When it comes to home add-ons, a sunroom enclosure can be one of the most fun. What's not to love about a room that allows you to enjoy the indoors and the outdoors at the same time? But one of the reasons that you take steps to block the sun – and with it, your view of the outdoors – in the main part of your house is because if you didn't, you'd end up paying a fortune in heating and cooling costs. How can you make sure that your sunroom is energy efficient so that you don't lose money on your new addition? Take a look at some tips that can help.
For a sunroom, the windows are the biggest thing that you need to consider. You may be planning a sunroom with one completely glass wall and two aluminum walls, or you may be planning glass on three sides of the enclosure. Either way, you're going to let in a lot more light than you would in the average room, and you need to figure out how to manage it.
While double paned windows are fine for the rest of the house, triple paned windows are a better option for a sunroom. The extra pane of glass not only provides a thicker barrier between you and the sun, it also allows for an extra layer of insulating gas.
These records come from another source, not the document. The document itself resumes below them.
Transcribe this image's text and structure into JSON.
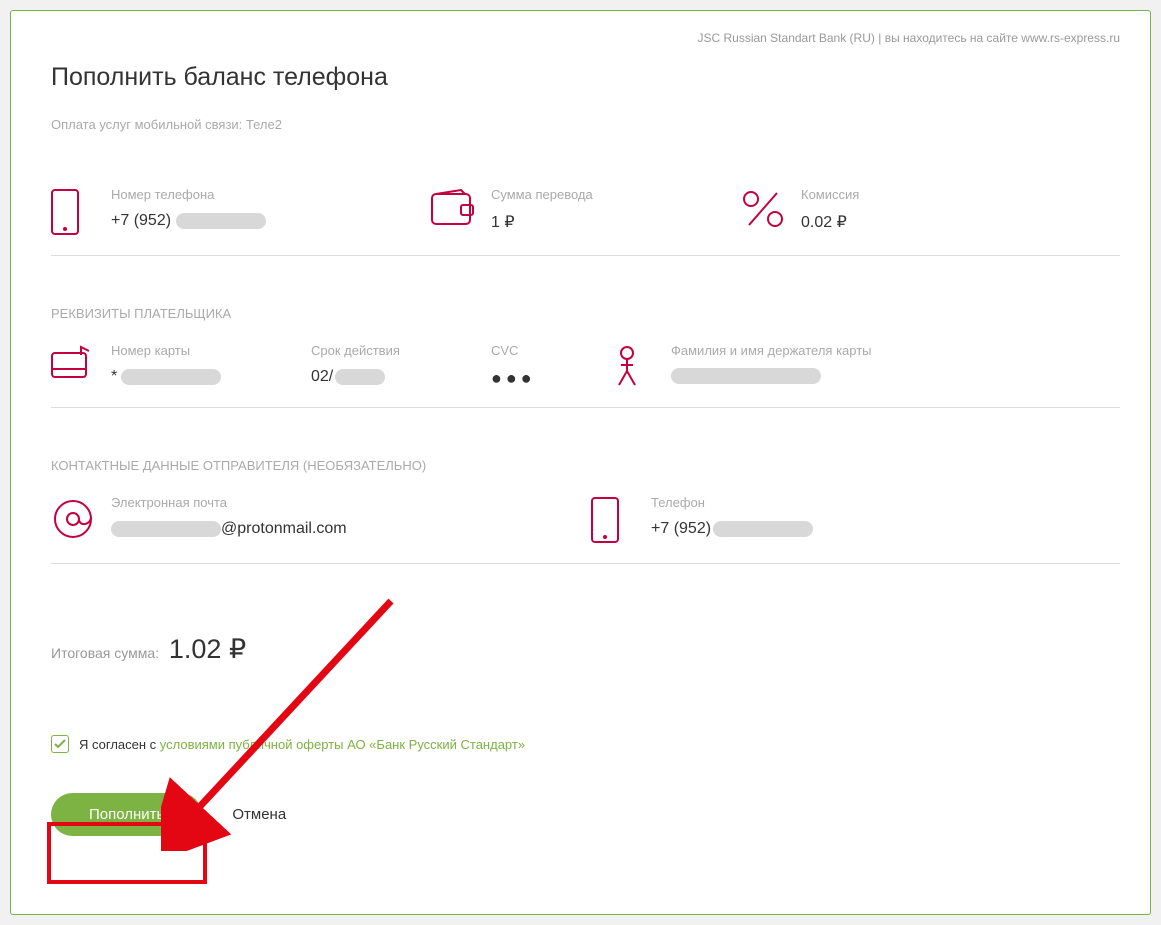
{
  "header": {
    "bank": "JSC Russian Standart Bank (RU)",
    "site_note": "вы находитесь на сайте www.rs-express.ru"
  },
  "page_title": "Пополнить баланс телефона",
  "subtitle": "Оплата услуг мобильной связи: Теле2",
  "transfer": {
    "phone_label": "Номер телефона",
    "phone_prefix": "+7 (952)",
    "amount_label": "Сумма перевода",
    "amount_value": "1 ₽",
    "fee_label": "Комиссия",
    "fee_value": "0.02 ₽"
  },
  "payer_section": "РЕКВИЗИТЫ ПЛАТЕЛЬЩИКА",
  "payer": {
    "card_label": "Номер карты",
    "card_prefix": "*",
    "exp_label": "Срок действия",
    "exp_prefix": "02/",
    "cvc_label": "CVC",
    "cvc_value": "●●●",
    "holder_label": "Фамилия и имя держателя карты"
  },
  "contact_section": "КОНТАКТНЫЕ ДАННЫЕ ОТПРАВИТЕЛЯ (НЕОБЯЗАТЕЛЬНО)",
  "contact": {
    "email_label": "Электронная почта",
    "email_suffix": "@protonmail.com",
    "phone_label": "Телефон",
    "phone_prefix": "+7 (952)"
  },
  "total": {
    "label": "Итоговая сумма:",
    "value": "1.02 ₽"
  },
  "agreement": {
    "prefix": "Я согласен с ",
    "link": "условиями публичной оферты АО «Банк Русский Стандарт»"
  },
  "actions": {
    "submit": "Пополнить",
    "cancel": "Отмена"
  }
}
Argon is the insulating gas most commonly used between panes of glass, and while you would only have one layer of argon in a double paned window, you will have two if you choose three panes.
One final thing that you can do to make sure that your windows are energy efficient is have them coated with a thin metal that deflects the sun's glare. These metal coatings – usually titanium oxide or silver – are not visible, but their presence reduces the effects of the sun. Combining all three of these factors – triple panes, insulating gas, and coatings – will give you the most energy efficient glass possible for your sunroom.
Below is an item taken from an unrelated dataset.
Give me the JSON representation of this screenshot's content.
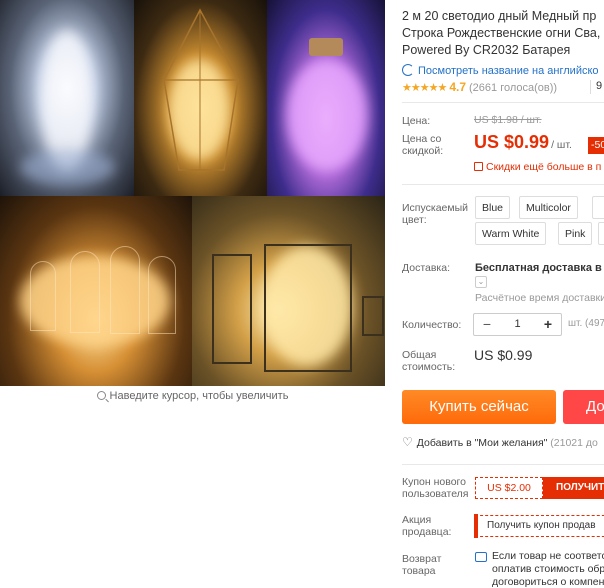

One way of making your sunroom a comfortable space is by adding thermal mass – dense materials that will absorb and conduct heat that does make its way into your sunroom when the sun is shining. There are many ways to do this. A simple way is with your sunroom's flooring. Skip lighter weight carpeting or wood, and use stone, concrete, or heavy tile for the floor of your sunroom. Not only will you give the room a unique look, you'll provide thermal mass.
If you're looking for something a little more creative, you should consider adding a water wall to your sunroom. This is a wall made up of water vessels like paint cans,55-gallon drums, pipes, or fiberglass tubes. The water vessels, and the water inside of them, holds onto the heat and releases it slowly. This is a trick sometimes used to create heat sinks in greenhouses, and it could work equally well in your sunroom. Have fun with it by painting the water vessels in bright colors that match your sunroom's décor.
It's a good idea to consider plants both outside and inside of the sunroom. Careful landscaping outside of the sunroom can increase the room's energy efficiency. Plant shade trees and shrubbery outside of the sunroom to help deflect some of the most direct rays. You'll save energy and beautify your view at the same time.
It's not a bad idea to have some potted plants inside of your sunroom as well. With so much light allowed inside, sunrooms are very conducive to the growth of many plants. Indoor plants improve air quality by absorbing carbon dioxide. Having a few plants in your sunroom can be good for your health and reduce your stress level.
If you've been putting off adding a sunroom because of the potential heating and cooling costs, there's no need to wait any longer. There are many strategies that will allow you to enjoy a sunroom without paying a fortune in energy bills. Ask your contractor about the most energy efficient strategies for building your sunroom.